This week: The tea industry innovates in the face of climate change, long-lost research on rainforests and climate change is found, and U.S. Special Forces make progress in Syria.
Science film site Labocine profiles Pulitzer Grantee Dan Grossman on his coverage of climate change.
Inaugural grants, provided in partnership with the Pulitzer Center and ONA camera bags, highlighted in New York Times Lens blog.
"Global Health" panelists discussed current initiatives, the future of public health, funding, and the importance of giving communities a voice in their own treatment.
Property grabs threaten life and livelihood for women around the world.
For a week, the Pulitzer Center will be featuring photography by female journalists around the world.
Amy Toensing visited Guilford College to present her Pulitzer Center-supported project, "A World of Widows."
National Geographic photographer, Amy Toensing and Deputy Director of Photography, Whitney Johnson, select the final photographs for Your Shot assignment.
Cynthia Gorney discussed her Pulitzer Center-supported National Geographic project, "For Widows, Life After Loss" at the University of Texas at Austin.
The Guilfordian's Abigail Bekele wrote about Pulitzer Center grantee Amy Toensing's visit to North Carolina.
NatGeo Your Shot features photographs of inspiring women from around the world.
In celebration of Women's History Month, we've compiled our top five lesson plans that feature reporting on women's rights and the ways women are fighting for them.
Students will learn about tannery and e-waste pollution in India and the connection with American consumer goods.

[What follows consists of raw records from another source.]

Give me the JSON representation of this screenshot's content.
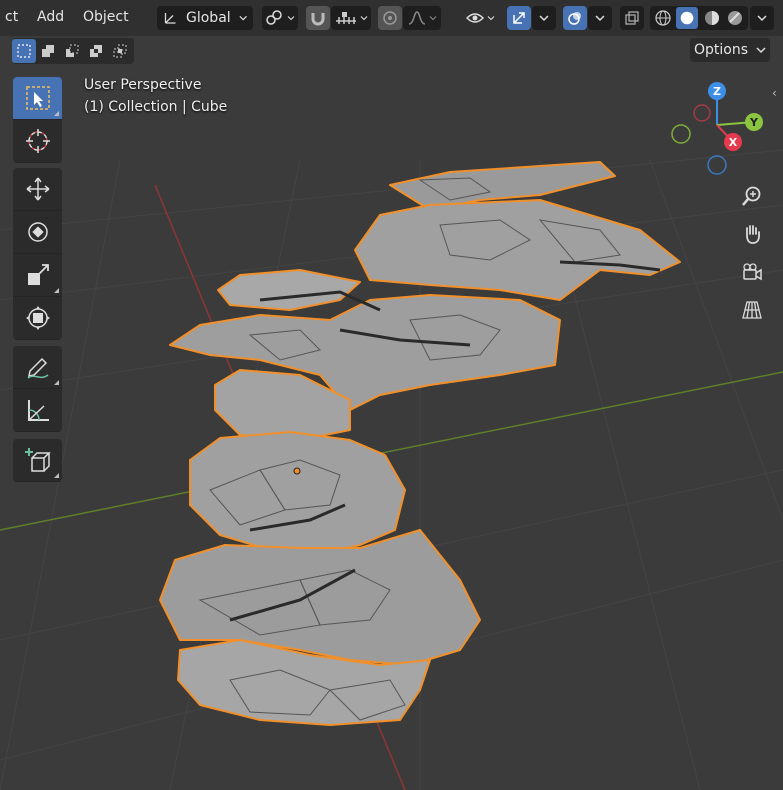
{
  "menu": {
    "item_ct": "ct",
    "add": "Add",
    "object": "Object"
  },
  "header": {
    "orientation_label": "Global",
    "transform_pivot_icon": "pivot-icon",
    "snap_icon": "magnet-icon",
    "proportional_icon": "proportional-edit-icon",
    "shading_modes": [
      "wireframe",
      "solid",
      "material-preview",
      "rendered"
    ],
    "active_shading": "solid"
  },
  "select_modes": [
    "set-new",
    "extend",
    "subtract",
    "difference",
    "intersect"
  ],
  "options_label": "Options",
  "viewport_info": {
    "perspective": "User Perspective",
    "collection": "(1) Collection | Cube"
  },
  "tools": [
    {
      "name": "select-box",
      "active": true
    },
    {
      "name": "cursor"
    },
    {
      "name": "move"
    },
    {
      "name": "rotate"
    },
    {
      "name": "scale"
    },
    {
      "name": "transform"
    },
    {
      "name": "annotate"
    },
    {
      "name": "measure"
    },
    {
      "name": "add-cube"
    }
  ],
  "gizmo": {
    "z_label": "Z",
    "y_label": "Y",
    "x_label": "X",
    "x_color": "#e63b4e",
    "y_color": "#8bc43f",
    "z_color": "#3d8ee6"
  },
  "nav": [
    "zoom-icon",
    "hand-icon",
    "camera-icon",
    "grid-view-icon"
  ],
  "colors": {
    "selection_outline": "#f1902b",
    "active_button": "#4772b3",
    "viewport_bg": "#3b3b3b",
    "header_bg": "#303030",
    "x_axis_line": "#9b3a3a",
    "y_axis_line": "#6a8a2a"
  }
}
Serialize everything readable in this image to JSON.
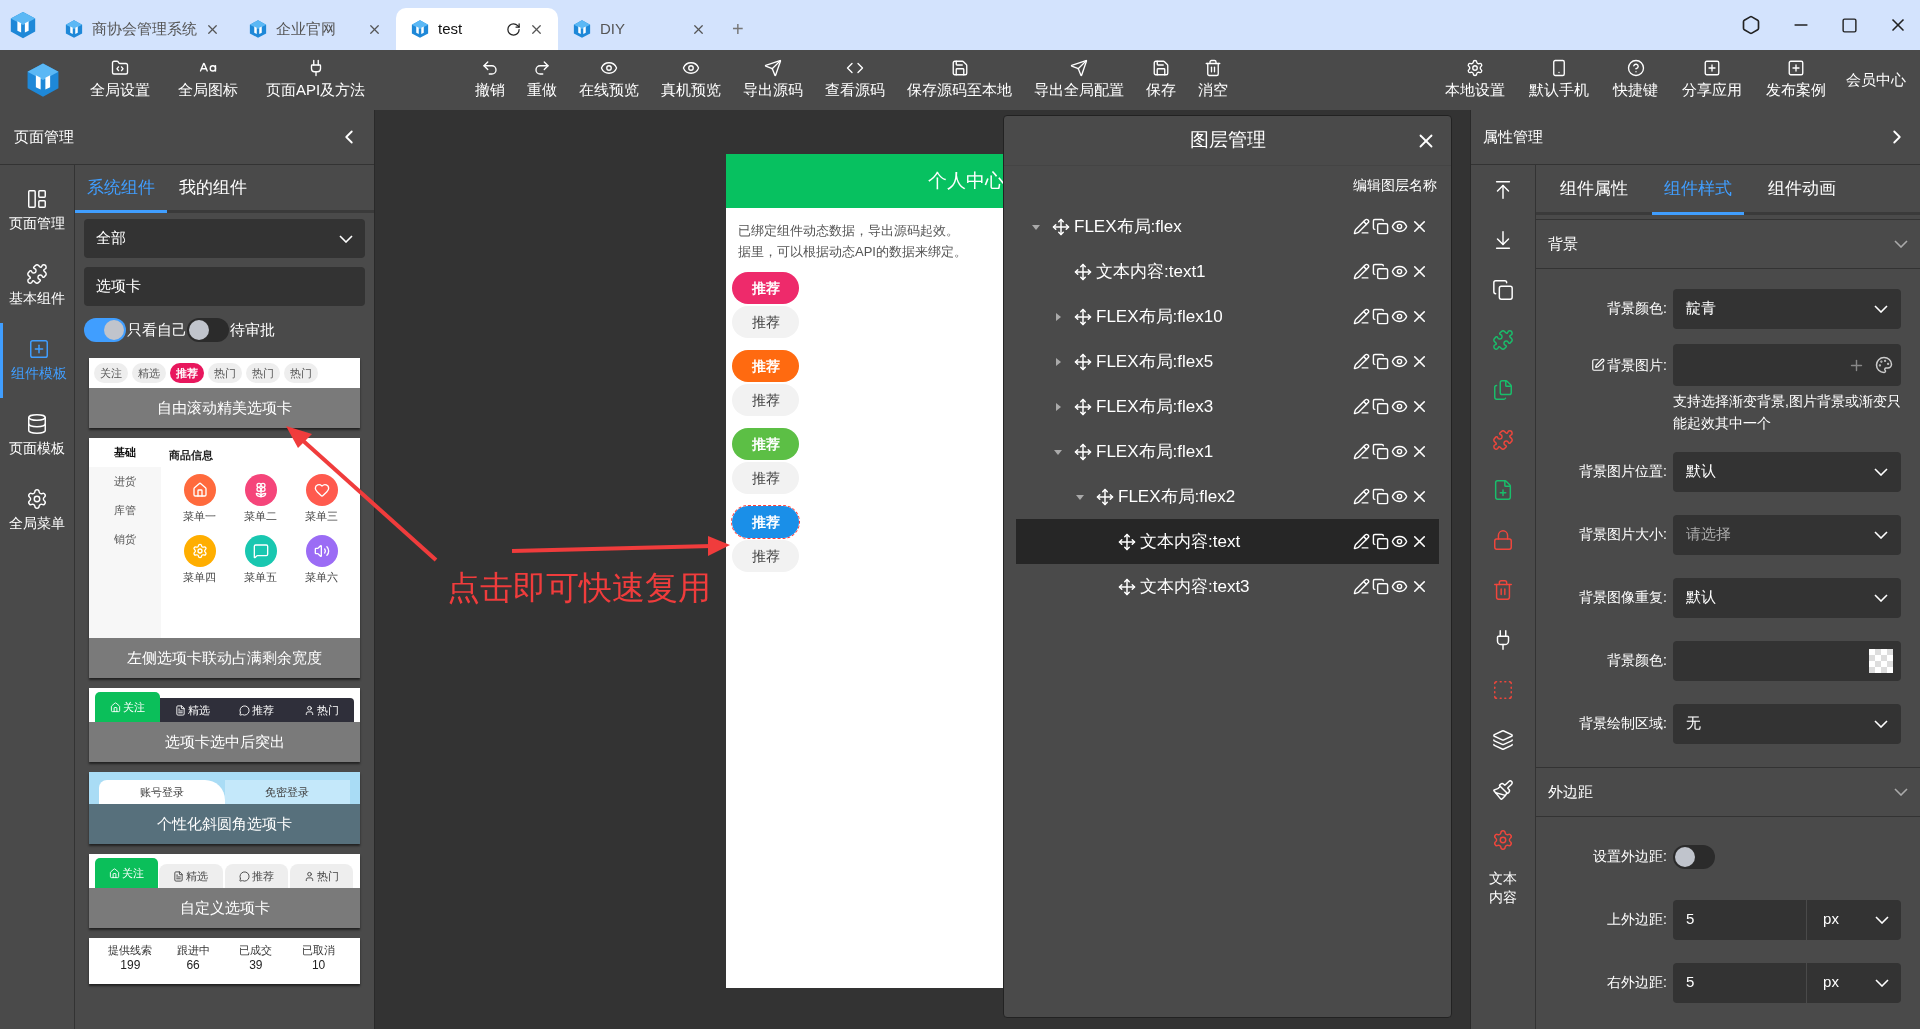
{
  "browser": {
    "tabs": [
      {
        "title": "商协会管理系统",
        "selected": false
      },
      {
        "title": "企业官网",
        "selected": false
      },
      {
        "title": "test",
        "selected": true
      },
      {
        "title": "DIY",
        "selected": false
      }
    ],
    "new_tab": "+"
  },
  "toolbar": {
    "left": [
      "全局设置",
      "全局图标",
      "页面API及方法"
    ],
    "center": [
      "撤销",
      "重做",
      "在线预览",
      "真机预览",
      "导出源码",
      "查看源码",
      "保存源码至本地",
      "导出全局配置",
      "保存",
      "消空"
    ],
    "right": [
      "本地设置",
      "默认手机",
      "快捷键",
      "分享应用",
      "发布案例"
    ],
    "member": "会员中心"
  },
  "left_panel": {
    "title": "页面管理",
    "rail": [
      {
        "label": "页面管理",
        "selected": false
      },
      {
        "label": "基本组件",
        "selected": false
      },
      {
        "label": "组件模板",
        "selected": true
      },
      {
        "label": "页面模板",
        "selected": false
      },
      {
        "label": "全局菜单",
        "selected": false
      }
    ],
    "tabs": [
      {
        "label": "系统组件",
        "selected": true
      },
      {
        "label": "我的组件",
        "selected": false
      }
    ],
    "category": "全部",
    "search": "选项卡",
    "filters": [
      {
        "label": "只看自己",
        "on": true
      },
      {
        "label": "待审批",
        "on": false
      }
    ],
    "templates": [
      {
        "caption": "自由滚动精美选项卡",
        "preview": {
          "kind": "pills",
          "items": [
            {
              "label": "关注",
              "selected": false
            },
            {
              "label": "精选",
              "selected": false
            },
            {
              "label": "推荐",
              "selected": true
            },
            {
              "label": "热门",
              "selected": false
            },
            {
              "label": "热门",
              "selected": false
            },
            {
              "label": "热门",
              "selected": false
            }
          ]
        }
      },
      {
        "caption": "左侧选项卡联动占满剩余宽度",
        "preview": {
          "kind": "side_grid",
          "side": [
            {
              "label": "基础",
              "selected": true
            },
            {
              "label": "进货",
              "selected": false
            },
            {
              "label": "库管",
              "selected": false
            },
            {
              "label": "销货",
              "selected": false
            }
          ],
          "heading": "商品信息",
          "menu": [
            {
              "label": "菜单一",
              "color": "#ff6a3d"
            },
            {
              "label": "菜单二",
              "color": "#f5457a"
            },
            {
              "label": "菜单三",
              "color": "#ff5a4e"
            },
            {
              "label": "菜单四",
              "color": "#ffae00"
            },
            {
              "label": "菜单五",
              "color": "#19c7b0"
            },
            {
              "label": "菜单六",
              "color": "#9b6cf5"
            }
          ]
        }
      },
      {
        "caption": "选项卡选中后突出",
        "preview": {
          "kind": "dark_tabs",
          "items": [
            {
              "label": "关注",
              "selected": true
            },
            {
              "label": "精选",
              "selected": false
            },
            {
              "label": "推荐",
              "selected": false
            },
            {
              "label": "热门",
              "selected": false
            }
          ]
        }
      },
      {
        "caption": "个性化斜圆角选项卡",
        "preview": {
          "kind": "slant_tabs",
          "items": [
            {
              "label": "账号登录",
              "selected": true
            },
            {
              "label": "免密登录",
              "selected": false
            }
          ]
        }
      },
      {
        "caption": "自定义选项卡",
        "preview": {
          "kind": "round_tabs",
          "items": [
            {
              "label": "关注",
              "selected": true
            },
            {
              "label": "精选",
              "selected": false
            },
            {
              "label": "推荐",
              "selected": false
            },
            {
              "label": "热门",
              "selected": false
            }
          ]
        }
      },
      {
        "preview": {
          "kind": "stats",
          "items": [
            {
              "label": "提供线索",
              "value": "199"
            },
            {
              "label": "跟进中",
              "value": "66"
            },
            {
              "label": "已成交",
              "value": "39"
            },
            {
              "label": "已取消",
              "value": "10"
            }
          ]
        }
      }
    ]
  },
  "canvas": {
    "phone": {
      "title": "个人中心",
      "notice": [
        "已绑定组件动态数据，导出源码起效。",
        "据里，可以根据动态API的数据来绑定。"
      ],
      "tags": [
        {
          "label": "推荐",
          "secondary": "推荐",
          "color": "#ee2a6b",
          "selected": false
        },
        {
          "label": "推荐",
          "secondary": "推荐",
          "color": "#ff6a10",
          "selected": false
        },
        {
          "label": "推荐",
          "secondary": "推荐",
          "color": "#5cbf45",
          "selected": false
        },
        {
          "label": "推荐",
          "secondary": "推荐",
          "color": "#1a8fe8",
          "selected": true
        }
      ]
    }
  },
  "annotation": {
    "text": "点击即可快速复用"
  },
  "layer_panel": {
    "title": "图层管理",
    "rename": "编辑图层名称",
    "layers": [
      {
        "kind": "group",
        "label": "FLEX布局:flex",
        "expanded": true,
        "selected": false,
        "children": [
          {
            "kind": "leaf",
            "label": "文本内容:text1",
            "selected": false
          },
          {
            "kind": "group",
            "label": "FLEX布局:flex10",
            "expanded": false,
            "selected": false
          },
          {
            "kind": "group",
            "label": "FLEX布局:flex5",
            "expanded": false,
            "selected": false
          },
          {
            "kind": "group",
            "label": "FLEX布局:flex3",
            "expanded": false,
            "selected": false
          },
          {
            "kind": "group",
            "label": "FLEX布局:flex1",
            "expanded": true,
            "selected": false,
            "children": [
              {
                "kind": "group",
                "label": "FLEX布局:flex2",
                "expanded": true,
                "selected": false,
                "children": [
                  {
                    "kind": "leaf",
                    "label": "文本内容:text",
                    "selected": true
                  },
                  {
                    "kind": "leaf",
                    "label": "文本内容:text3",
                    "selected": false
                  }
                ]
              }
            ]
          }
        ]
      }
    ]
  },
  "right_panel": {
    "title": "属性管理",
    "actions_label": "文本内容",
    "tabs": [
      {
        "label": "组件属性",
        "selected": false
      },
      {
        "label": "组件样式",
        "selected": true
      },
      {
        "label": "组件动画",
        "selected": false
      }
    ],
    "sections": [
      {
        "title": "背景",
        "expanded": true,
        "rows": [
          {
            "kind": "select",
            "label": "背景颜色:",
            "value": "靛青"
          },
          {
            "kind": "image",
            "label": "背景图片:",
            "hint": "支持选择渐变背景,图片背景或渐变只能起效其中一个"
          },
          {
            "kind": "select",
            "label": "背景图片位置:",
            "value": "默认"
          },
          {
            "kind": "select",
            "label": "背景图片大小:",
            "placeholder": "请选择"
          },
          {
            "kind": "select",
            "label": "背景图像重复:",
            "value": "默认"
          },
          {
            "kind": "color",
            "label": "背景颜色:"
          },
          {
            "kind": "select",
            "label": "背景绘制区域:",
            "value": "无"
          }
        ]
      },
      {
        "title": "外边距",
        "expanded": true,
        "rows": [
          {
            "kind": "toggle",
            "label": "设置外边距:",
            "on": false
          },
          {
            "kind": "unit",
            "label": "上外边距:",
            "value": "5",
            "unit": "px"
          },
          {
            "kind": "unit",
            "label": "右外边距:",
            "value": "5",
            "unit": "px"
          }
        ]
      }
    ]
  }
}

They will design a presentation based on what they learn.
This lesson shows students how journalists use data visualization to effectively communicate scientific issues—and directs students to create their own projects using the mapping platform CartoDB.
This plan includes lessons connected to the work of journalists that presented at the University of Chicago Summer Teacher Institute in June 2017.
Students learn about the legal, political, cultural, and religious factors that impact the treatment of widows in India, Uganda, and Bosnia and Herzegovina.
This lesson challenges students to take a position related to what is causing or fueling conflicts that could be labeled religious. Students create an argumentative research paper and presentation.
Students develop solutions for challenges in HIV/AIDS prevention and treatment. Students will conduct in-depth research on their issues, create proposals, and present them.
This is a painting lesson that combines Pablo Picasso's famous 1937 Guernica with current day issues presented from The Pulitzer Center.
Explore reporting projects related to child labor.
Discuss the potential ramifications of the Trans-Pacific Partnership agreement on labor rights.
This is a multi-week unit on water rights and access. Students examine the causes of water shortages across the globe and explore solutions to ensure that all people have access to clean, safe...
Students analyze how an author structures articles in different ways to report on malnutrition. The articles come from the project “1,000 Days: To save women, children and the world” by Roger Thurow.